The trail begins at the log shelter in the parking area by the visitor center or at the corner of the back porch behind the lodge. Self-guiding nature trail pamphlets are available from a box along the trail.
The paved trail to Bright Angel Point
provides one of the North Rims most spectacular views. Walk slowly and pace yourself; Bright Angel Point
is 8,148 feet/2,484 meters above sea level (5,780 feet/1,762 meters above the Colorado River).
High altitude and an elevation change of 200 feet/60 meters warrant extra caution for those with heart or respiratory conditions. The trail also follows a narrow, steep ridge and is exposed to lightning during storms. Stay on the trail and away from the edge. If a thunderstorm should pass through, seek shelter at the lodge.
The large tributary canyon to the east (on your left as you head out to the point) is Roaring Springs
Canyon, a major tributary to Bright Angel Creek. The main source of water for both of these drainages is Roaring Springs
. Water from rain and snowmelt seeps deep into the North Rims Kaibab Plateau, migrating gradually southward due to the southward tilt of the plateau. Channeled by fault zones, caves, and impermeable rock layers, the water emerges spectacularly from cave-sized openings in the canyon wall.
Water from Roaring Springs
has been pumped to the North Rim since 1928 and currently supplies both the North and South Rims. Power lines seen below this trail provide power to pump the water. On quiet days, you can hear Roaring Springs
gushing out of a cliff 3,100 feet/950 meters below the rim.
The short walk to Bright Angel Point
dramatizes the effect Grand Canyon has on its surroundings. A transition from the cool green forest of the plateau to a stunted forest of pinyon and juniper on the slope occurs within a very short distance. On flat land you would have to travel several hundred miles to experience this variation, but because of canyon topography the transition is compressed into a few hundred yards.
Warm air surges out of the canyon. Hot sun and drying winds draw moisture from soil and rock, creating inhospitable conditions for large trees. Plants that are adapted to this dynamic environment flourish, but they are shaped by its rigors.
Farther out toward the point, plants give way to bare rock. The rocks appear worn and in some places precarious. Chances of the rocks giving way beneath you on any particular day are exceedingly small, yet you can feel and see agents of erosionâ€” sun, water, and windâ€”slowly wearing the rock away. These forces shape the canyon every day. Will the rocks on which you stand be here tomorrow? Probably. One thousand years from now? Maybe. Ten thousand years from now? Itâ€™s not likely.
The name Bright Angel originated on Major John Wesley Powells pioneering exploration of the Colorado River in 1869. Powell regretted having named a muddy creek upstream the Dirty Devil.
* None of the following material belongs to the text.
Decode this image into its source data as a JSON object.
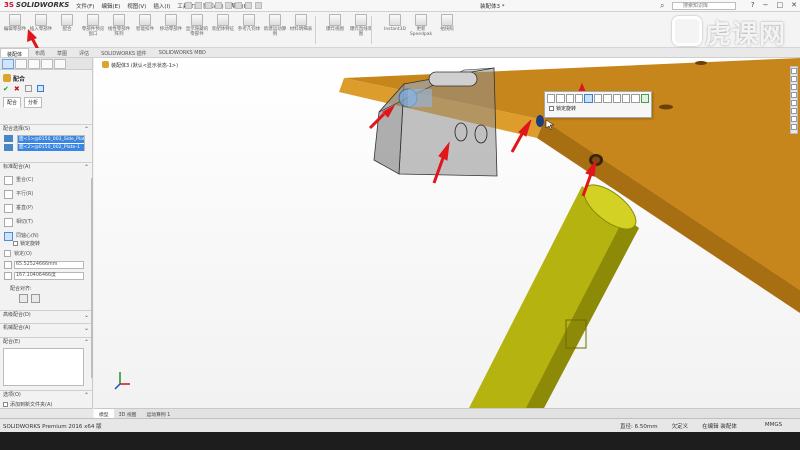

Later, when he found a creek with sparkling clear water, he gave it the more reverent name, Bright Angel, after a character in Miltons Paradise Lost. The name has since spread, adding its charm to several Grand Canyon features.